What is one of the most serious aspects to lead hazards, is that many self help efforts to eliminate lead paint, will make the hazard worse. Take for example, this case study:
A historic building that was rundown through years of only partial occupancy, is saved from the wrecking ball, because the area in which it is located has substantially increasing property values. It is placed on the market for sale by a real estate broker, and bought by a yuppie couple who decide to occupy the upper floor and lease out the balance of the building. No lead disclosure form was filled out by the seller or the real estate broker.
Attracted to loft residential styles, the new owners decide to tear out many interior walls, remove all of the plaster covering the interior brick walls, and save all of the original woodwork. While the property at one time had a hot water heat system, the boiler is antiquated and scary looking, so they elect to put in a forced air heat system, with air conditioning.

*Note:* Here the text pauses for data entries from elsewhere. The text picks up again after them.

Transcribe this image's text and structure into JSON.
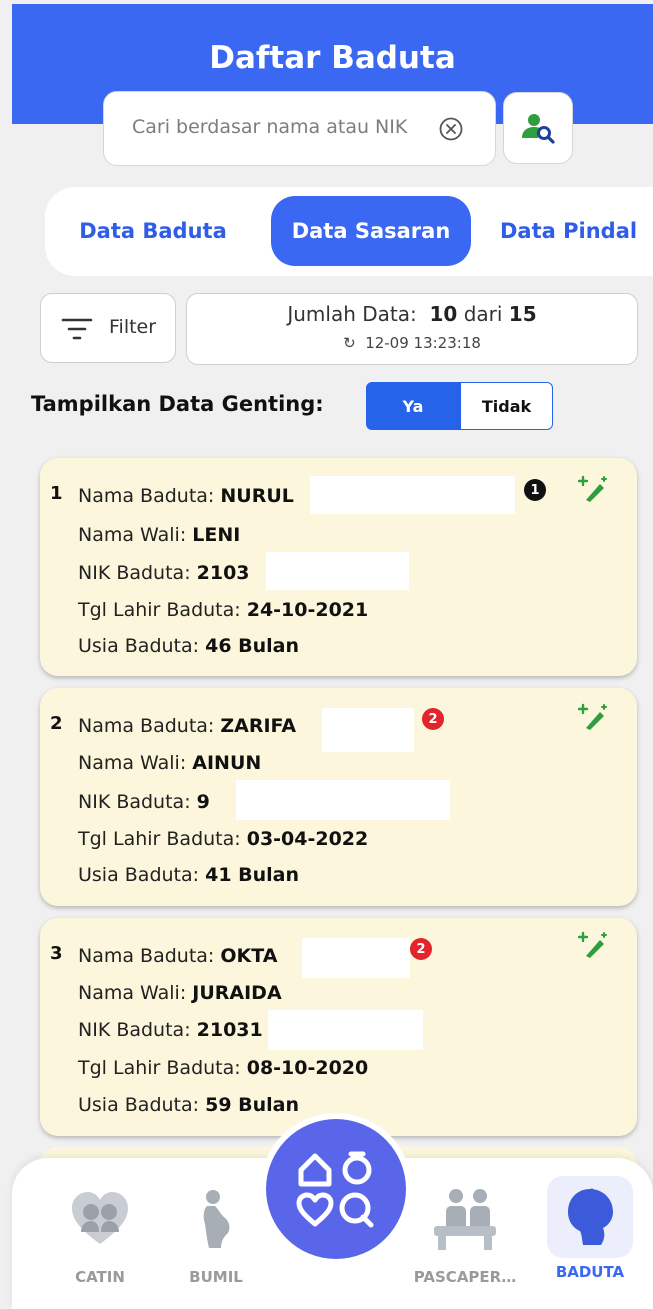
{
  "header": {
    "title": "Daftar Baduta"
  },
  "search": {
    "placeholder": "Cari berdasar nama atau NIK"
  },
  "tabs": [
    {
      "label": "Data Baduta",
      "active": false
    },
    {
      "label": "Data Sasaran",
      "active": true
    },
    {
      "label": "Data Pindal",
      "active": false
    }
  ],
  "filter": {
    "label": "Filter"
  },
  "count": {
    "prefix": "Jumlah Data:",
    "shown": "10",
    "of_label": "dari",
    "total": "15",
    "sync_time": "12-09 13:23:18"
  },
  "genting": {
    "label": "Tampilkan Data Genting:",
    "yes": "Ya",
    "no": "Tidak",
    "selected": "Ya"
  },
  "labels": {
    "nama_baduta": "Nama Baduta:",
    "nama_wali": "Nama Wali:",
    "nik_baduta": "NIK Baduta:",
    "tgl_lahir": "Tgl Lahir Baduta:",
    "usia": "Usia Baduta:"
  },
  "cards": [
    {
      "num": "1",
      "nama": "NURUL",
      "wali": "LENI",
      "nik": "2103",
      "tgl_lahir": "24-10-2021",
      "usia": "46 Bulan",
      "badge": "1",
      "badge_color": "#111111"
    },
    {
      "num": "2",
      "nama": "ZARIFA",
      "wali": "AINUN",
      "nik": "9",
      "tgl_lahir": "03-04-2022",
      "usia": "41 Bulan",
      "badge": "2",
      "badge_color": "#e3242b"
    },
    {
      "num": "3",
      "nama": "OKTA",
      "wali": "JURAIDA",
      "nik": "21031",
      "tgl_lahir": "08-10-2020",
      "usia": "59 Bulan",
      "badge": "2",
      "badge_color": "#e3242b"
    }
  ],
  "nav": [
    {
      "label": "CATIN",
      "active": false
    },
    {
      "label": "BUMIL",
      "active": false
    },
    {
      "label": "PASCAPER…",
      "active": false
    },
    {
      "label": "BADUTA",
      "active": true
    }
  ],
  "colors": {
    "primary": "#3b68f2",
    "card_bg": "#fcf7dc",
    "edit_green": "#2e9e3f",
    "fab": "#5a66ea"
  }
}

They hire contractors to do all of the demolition work, rewire, drywall and repaint those parts of the interior they find most quaint. When all of the work is done, the place is a beautifully restored, classic looking, loft type structure. No peeling or damage paint is apparent. Yet, the very process of demolition and restoration of surfaces covered with lead based paint, has released into the buildings air supply, substantial lead dust. When the new forced air heat/air conditioning system is installed, this system continuously circulates this dust. While the adults may not be significantly impaired by this lead exposure, their child's BLL escalates and permanent damage occurs.
No one even pays attention to the incoming water pipes, which are lead.
Who is responsible?
Contractors. A strong argument can be made against the contractors, including the plumbers. The law subscribes detailed procedures for dealing with lead-based paint, and they are deemed to know what hazards their work creates. While the plumbers don't increase the hazard, they may be found to have the duty to warn of the risk of lead pipes.
Real Estate Brokers and Closing Agents. If the purchase occurred after December of 1996, the real estate brokers and other real estate professionals involved in the sale, could be found liable under the Federal Disclosure law.
Sellers. The prior owners of this property would have the same liability exposure as the real estate brokers.
The New Owners. The concern here is not the new owners liability to their child, but to the children of other tenants.